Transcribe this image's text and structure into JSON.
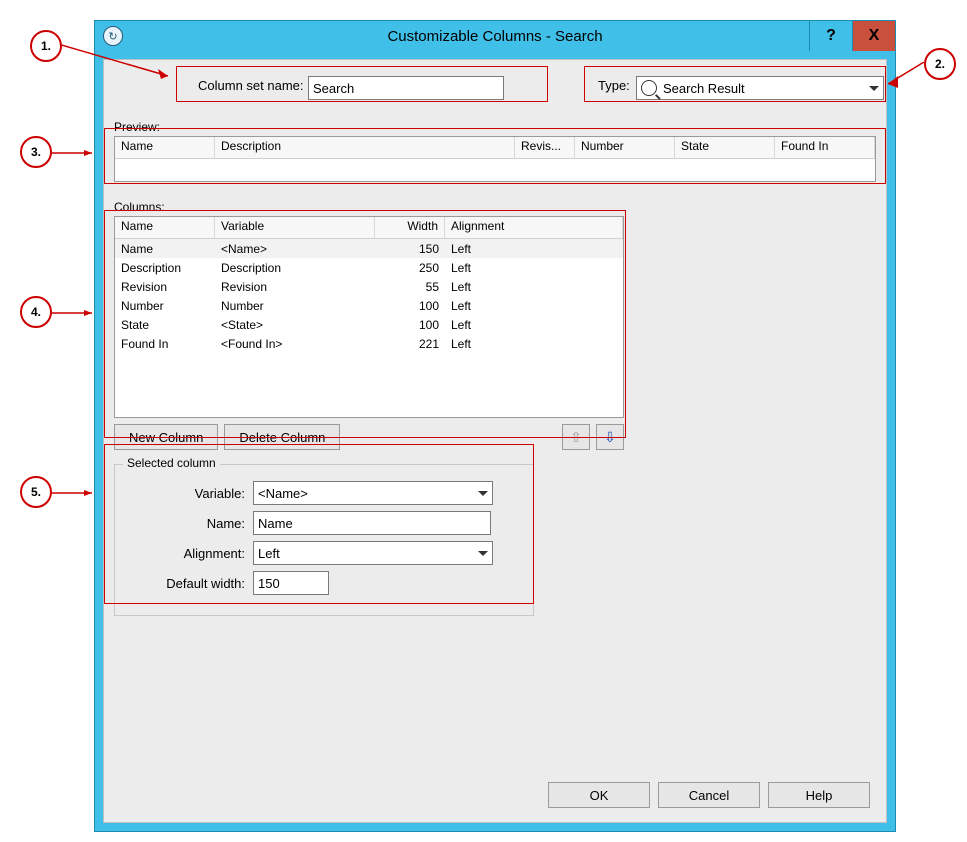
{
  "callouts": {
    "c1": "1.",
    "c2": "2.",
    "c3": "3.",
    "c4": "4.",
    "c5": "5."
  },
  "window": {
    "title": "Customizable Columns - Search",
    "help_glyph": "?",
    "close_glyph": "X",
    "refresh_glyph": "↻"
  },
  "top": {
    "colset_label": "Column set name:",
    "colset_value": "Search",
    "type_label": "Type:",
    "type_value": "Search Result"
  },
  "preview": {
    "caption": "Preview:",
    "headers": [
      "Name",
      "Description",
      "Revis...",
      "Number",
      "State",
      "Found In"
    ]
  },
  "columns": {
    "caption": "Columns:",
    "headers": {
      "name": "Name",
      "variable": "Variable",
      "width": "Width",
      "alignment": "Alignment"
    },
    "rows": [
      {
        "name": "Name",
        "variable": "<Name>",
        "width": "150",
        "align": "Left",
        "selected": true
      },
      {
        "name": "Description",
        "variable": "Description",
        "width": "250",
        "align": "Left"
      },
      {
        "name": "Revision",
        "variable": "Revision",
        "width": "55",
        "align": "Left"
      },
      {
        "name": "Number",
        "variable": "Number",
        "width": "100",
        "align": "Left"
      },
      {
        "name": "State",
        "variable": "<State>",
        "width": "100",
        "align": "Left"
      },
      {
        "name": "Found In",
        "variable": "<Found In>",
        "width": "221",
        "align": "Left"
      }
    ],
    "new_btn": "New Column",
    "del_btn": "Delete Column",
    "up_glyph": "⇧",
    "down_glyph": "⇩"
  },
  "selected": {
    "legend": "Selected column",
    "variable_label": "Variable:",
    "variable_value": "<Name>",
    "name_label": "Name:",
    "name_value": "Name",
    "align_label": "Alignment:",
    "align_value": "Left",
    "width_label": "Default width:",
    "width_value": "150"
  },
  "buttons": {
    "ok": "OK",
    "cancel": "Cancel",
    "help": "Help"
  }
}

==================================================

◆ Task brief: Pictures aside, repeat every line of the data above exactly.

◆ The answer:
Transcribe this image's text and structure into JSON.
{
  "callouts": {
    "c1": "1.",
    "c2": "2.",
    "c3": "3.",
    "c4": "4.",
    "c5": "5."
  },
  "window": {
    "title": "Customizable Columns - Search",
    "help_glyph": "?",
    "close_glyph": "X",
    "refresh_glyph": "↻"
  },
  "top": {
    "colset_label": "Column set name:",
    "colset_value": "Search",
    "type_label": "Type:",
    "type_value": "Search Result"
  },
  "preview": {
    "caption": "Preview:",
    "headers": [
      "Name",
      "Description",
      "Revis...",
      "Number",
      "State",
      "Found In"
    ]
  },
  "columns": {
    "caption": "Columns:",
    "headers": {
      "name": "Name",
      "variable": "Variable",
      "width": "Width",
      "alignment": "Alignment"
    },
    "rows": [
      {
        "name": "Name",
        "variable": "<Name>",
        "width": "150",
        "align": "Left",
        "selected": true
      },
      {
        "name": "Description",
        "variable": "Description",
        "width": "250",
        "align": "Left"
      },
      {
        "name": "Revision",
        "variable": "Revision",
        "width": "55",
        "align": "Left"
      },
      {
        "name": "Number",
        "variable": "Number",
        "width": "100",
        "align": "Left"
      },
      {
        "name": "State",
        "variable": "<State>",
        "width": "100",
        "align": "Left"
      },
      {
        "name": "Found In",
        "variable": "<Found In>",
        "width": "221",
        "align": "Left"
      }
    ],
    "new_btn": "New Column",
    "del_btn": "Delete Column",
    "up_glyph": "⇧",
    "down_glyph": "⇩"
  },
  "selected": {
    "legend": "Selected column",
    "variable_label": "Variable:",
    "variable_value": "<Name>",
    "name_label": "Name:",
    "name_value": "Name",
    "align_label": "Alignment:",
    "align_value": "Left",
    "width_label": "Default width:",
    "width_value": "150"
  },
  "buttons": {
    "ok": "OK",
    "cancel": "Cancel",
    "help": "Help"
  }
}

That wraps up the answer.